__Brief__: Copy all lines of the listing that include the string "forward".
-------- Data to use
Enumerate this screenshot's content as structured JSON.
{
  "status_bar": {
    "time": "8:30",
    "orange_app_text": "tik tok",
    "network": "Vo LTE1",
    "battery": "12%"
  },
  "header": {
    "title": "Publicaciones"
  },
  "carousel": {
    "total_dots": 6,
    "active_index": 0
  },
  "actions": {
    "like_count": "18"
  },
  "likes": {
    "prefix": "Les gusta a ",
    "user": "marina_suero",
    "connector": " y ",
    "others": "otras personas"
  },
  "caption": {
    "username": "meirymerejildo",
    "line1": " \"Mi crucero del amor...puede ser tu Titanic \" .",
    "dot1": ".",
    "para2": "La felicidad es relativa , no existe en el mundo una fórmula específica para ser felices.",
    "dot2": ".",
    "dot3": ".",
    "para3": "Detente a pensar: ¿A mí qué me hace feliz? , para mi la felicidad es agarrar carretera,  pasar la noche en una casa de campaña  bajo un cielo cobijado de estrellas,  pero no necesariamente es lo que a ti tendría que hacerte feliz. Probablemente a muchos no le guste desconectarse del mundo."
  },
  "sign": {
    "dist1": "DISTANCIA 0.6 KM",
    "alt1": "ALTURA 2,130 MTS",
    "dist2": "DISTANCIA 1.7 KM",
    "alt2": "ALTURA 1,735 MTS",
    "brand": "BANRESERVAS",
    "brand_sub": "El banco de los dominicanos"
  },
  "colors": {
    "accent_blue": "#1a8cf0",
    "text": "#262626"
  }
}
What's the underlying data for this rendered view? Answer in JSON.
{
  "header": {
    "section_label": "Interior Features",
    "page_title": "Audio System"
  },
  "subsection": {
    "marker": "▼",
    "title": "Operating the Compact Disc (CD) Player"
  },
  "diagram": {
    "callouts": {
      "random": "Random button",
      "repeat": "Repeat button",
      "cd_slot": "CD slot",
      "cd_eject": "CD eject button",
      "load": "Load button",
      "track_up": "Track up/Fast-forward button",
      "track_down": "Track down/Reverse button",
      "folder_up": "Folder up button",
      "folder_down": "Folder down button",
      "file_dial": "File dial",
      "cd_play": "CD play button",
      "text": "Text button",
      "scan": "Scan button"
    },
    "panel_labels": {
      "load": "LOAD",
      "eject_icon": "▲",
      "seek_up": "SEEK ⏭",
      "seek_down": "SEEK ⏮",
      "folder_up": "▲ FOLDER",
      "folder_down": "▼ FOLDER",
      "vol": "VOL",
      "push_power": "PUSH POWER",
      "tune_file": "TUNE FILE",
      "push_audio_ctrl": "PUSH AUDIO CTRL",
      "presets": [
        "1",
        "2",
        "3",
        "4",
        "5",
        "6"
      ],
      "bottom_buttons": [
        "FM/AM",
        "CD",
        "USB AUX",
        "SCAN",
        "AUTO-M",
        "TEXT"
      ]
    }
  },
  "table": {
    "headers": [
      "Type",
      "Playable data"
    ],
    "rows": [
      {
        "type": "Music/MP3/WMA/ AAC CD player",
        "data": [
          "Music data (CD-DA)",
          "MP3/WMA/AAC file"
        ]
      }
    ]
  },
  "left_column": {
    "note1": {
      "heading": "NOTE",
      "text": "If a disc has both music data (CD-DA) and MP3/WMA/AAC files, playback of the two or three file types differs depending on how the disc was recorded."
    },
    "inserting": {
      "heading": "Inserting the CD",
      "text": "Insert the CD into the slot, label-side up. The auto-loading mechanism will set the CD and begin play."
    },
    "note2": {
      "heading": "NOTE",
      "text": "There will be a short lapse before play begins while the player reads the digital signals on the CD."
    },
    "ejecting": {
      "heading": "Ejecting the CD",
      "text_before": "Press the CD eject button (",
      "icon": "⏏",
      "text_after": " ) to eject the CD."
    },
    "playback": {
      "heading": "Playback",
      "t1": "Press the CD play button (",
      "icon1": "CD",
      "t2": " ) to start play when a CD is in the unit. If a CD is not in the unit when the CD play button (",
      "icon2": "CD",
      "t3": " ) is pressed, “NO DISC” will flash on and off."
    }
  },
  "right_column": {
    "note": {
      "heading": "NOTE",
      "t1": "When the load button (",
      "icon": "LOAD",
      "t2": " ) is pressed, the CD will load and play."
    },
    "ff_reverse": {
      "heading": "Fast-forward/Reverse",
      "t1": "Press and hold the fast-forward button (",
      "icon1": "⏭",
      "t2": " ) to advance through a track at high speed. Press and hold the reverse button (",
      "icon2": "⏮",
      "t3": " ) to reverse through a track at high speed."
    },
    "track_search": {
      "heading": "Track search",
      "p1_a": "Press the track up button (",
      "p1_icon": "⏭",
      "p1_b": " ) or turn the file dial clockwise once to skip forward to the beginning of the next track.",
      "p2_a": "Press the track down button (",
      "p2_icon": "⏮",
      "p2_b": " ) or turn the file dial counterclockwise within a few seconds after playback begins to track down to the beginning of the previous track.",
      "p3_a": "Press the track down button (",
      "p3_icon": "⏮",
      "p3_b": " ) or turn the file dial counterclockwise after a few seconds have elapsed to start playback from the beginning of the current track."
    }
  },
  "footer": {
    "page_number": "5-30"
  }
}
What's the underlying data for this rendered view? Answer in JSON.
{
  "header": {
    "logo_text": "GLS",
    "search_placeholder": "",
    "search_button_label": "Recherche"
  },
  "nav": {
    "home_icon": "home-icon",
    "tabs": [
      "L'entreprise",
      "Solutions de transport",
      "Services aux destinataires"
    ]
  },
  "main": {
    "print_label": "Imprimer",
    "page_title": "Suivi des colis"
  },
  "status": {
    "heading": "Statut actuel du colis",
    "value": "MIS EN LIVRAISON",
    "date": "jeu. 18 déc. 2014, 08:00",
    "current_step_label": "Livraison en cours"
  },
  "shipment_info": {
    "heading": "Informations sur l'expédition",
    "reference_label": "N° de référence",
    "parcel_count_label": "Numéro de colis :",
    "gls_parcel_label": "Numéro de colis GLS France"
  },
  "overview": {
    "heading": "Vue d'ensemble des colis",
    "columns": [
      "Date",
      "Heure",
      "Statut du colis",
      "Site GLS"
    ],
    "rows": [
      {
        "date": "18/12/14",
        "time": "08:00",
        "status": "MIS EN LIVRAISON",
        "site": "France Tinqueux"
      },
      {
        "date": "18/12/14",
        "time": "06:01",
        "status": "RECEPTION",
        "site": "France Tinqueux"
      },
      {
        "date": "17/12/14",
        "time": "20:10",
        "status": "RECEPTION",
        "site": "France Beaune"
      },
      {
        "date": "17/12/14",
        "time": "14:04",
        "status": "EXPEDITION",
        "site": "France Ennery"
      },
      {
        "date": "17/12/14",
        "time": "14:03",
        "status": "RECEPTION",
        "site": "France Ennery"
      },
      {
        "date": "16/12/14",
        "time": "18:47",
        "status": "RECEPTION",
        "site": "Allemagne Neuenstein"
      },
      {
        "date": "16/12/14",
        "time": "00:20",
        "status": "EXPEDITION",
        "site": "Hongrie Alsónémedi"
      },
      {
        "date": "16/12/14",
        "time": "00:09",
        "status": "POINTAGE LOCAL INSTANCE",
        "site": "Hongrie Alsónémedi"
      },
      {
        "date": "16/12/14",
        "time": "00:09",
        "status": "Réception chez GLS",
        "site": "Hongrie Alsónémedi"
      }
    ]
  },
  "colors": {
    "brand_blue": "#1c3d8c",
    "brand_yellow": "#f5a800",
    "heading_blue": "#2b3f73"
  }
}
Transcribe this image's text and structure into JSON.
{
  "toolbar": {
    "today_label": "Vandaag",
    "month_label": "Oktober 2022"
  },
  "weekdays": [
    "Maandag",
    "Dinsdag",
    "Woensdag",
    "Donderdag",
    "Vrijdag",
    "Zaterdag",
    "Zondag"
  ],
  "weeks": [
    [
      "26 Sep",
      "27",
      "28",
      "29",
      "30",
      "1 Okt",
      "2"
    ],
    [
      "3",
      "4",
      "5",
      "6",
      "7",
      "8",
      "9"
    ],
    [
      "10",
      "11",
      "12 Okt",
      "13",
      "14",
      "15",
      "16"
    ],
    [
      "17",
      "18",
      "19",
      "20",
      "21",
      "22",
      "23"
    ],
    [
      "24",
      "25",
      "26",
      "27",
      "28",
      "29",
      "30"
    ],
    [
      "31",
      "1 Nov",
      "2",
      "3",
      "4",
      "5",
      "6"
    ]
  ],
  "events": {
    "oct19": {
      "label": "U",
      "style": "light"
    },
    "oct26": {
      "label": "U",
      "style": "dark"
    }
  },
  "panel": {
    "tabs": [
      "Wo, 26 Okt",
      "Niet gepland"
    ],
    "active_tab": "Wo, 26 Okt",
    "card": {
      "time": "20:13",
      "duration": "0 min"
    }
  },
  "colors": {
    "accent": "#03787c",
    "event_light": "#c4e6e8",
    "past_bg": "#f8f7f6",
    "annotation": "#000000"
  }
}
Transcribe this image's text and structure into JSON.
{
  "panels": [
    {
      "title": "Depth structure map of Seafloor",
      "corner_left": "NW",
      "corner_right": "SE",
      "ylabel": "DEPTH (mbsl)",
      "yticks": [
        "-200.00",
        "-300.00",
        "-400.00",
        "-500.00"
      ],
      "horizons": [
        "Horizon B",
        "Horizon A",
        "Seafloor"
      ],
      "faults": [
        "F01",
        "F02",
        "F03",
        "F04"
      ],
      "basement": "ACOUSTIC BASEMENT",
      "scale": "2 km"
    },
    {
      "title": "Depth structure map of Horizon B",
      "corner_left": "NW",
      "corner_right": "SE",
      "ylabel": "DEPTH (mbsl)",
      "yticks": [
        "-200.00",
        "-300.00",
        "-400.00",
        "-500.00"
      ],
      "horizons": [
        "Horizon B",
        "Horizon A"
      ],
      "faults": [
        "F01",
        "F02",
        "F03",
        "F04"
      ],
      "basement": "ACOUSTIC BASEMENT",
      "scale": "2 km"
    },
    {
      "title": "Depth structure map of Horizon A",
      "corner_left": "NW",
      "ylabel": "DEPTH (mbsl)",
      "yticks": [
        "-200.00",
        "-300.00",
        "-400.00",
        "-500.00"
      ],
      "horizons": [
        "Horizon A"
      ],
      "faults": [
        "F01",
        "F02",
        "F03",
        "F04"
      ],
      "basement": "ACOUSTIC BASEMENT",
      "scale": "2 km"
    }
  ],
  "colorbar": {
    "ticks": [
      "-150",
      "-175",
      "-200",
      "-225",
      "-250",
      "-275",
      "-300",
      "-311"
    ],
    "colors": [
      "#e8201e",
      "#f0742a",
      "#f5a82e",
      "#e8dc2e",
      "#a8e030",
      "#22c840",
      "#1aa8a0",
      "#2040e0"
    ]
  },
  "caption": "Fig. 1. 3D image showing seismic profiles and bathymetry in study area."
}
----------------
__Answer section__:
      "track_up": "Track up/Fast-forward button",
      "heading": "Fast-forward/Reverse",
      "t1": "Press and hold the fast-forward button (",
      "p1_b": " ) or turn the file dial clockwise once to skip forward to the beginning of the next track.",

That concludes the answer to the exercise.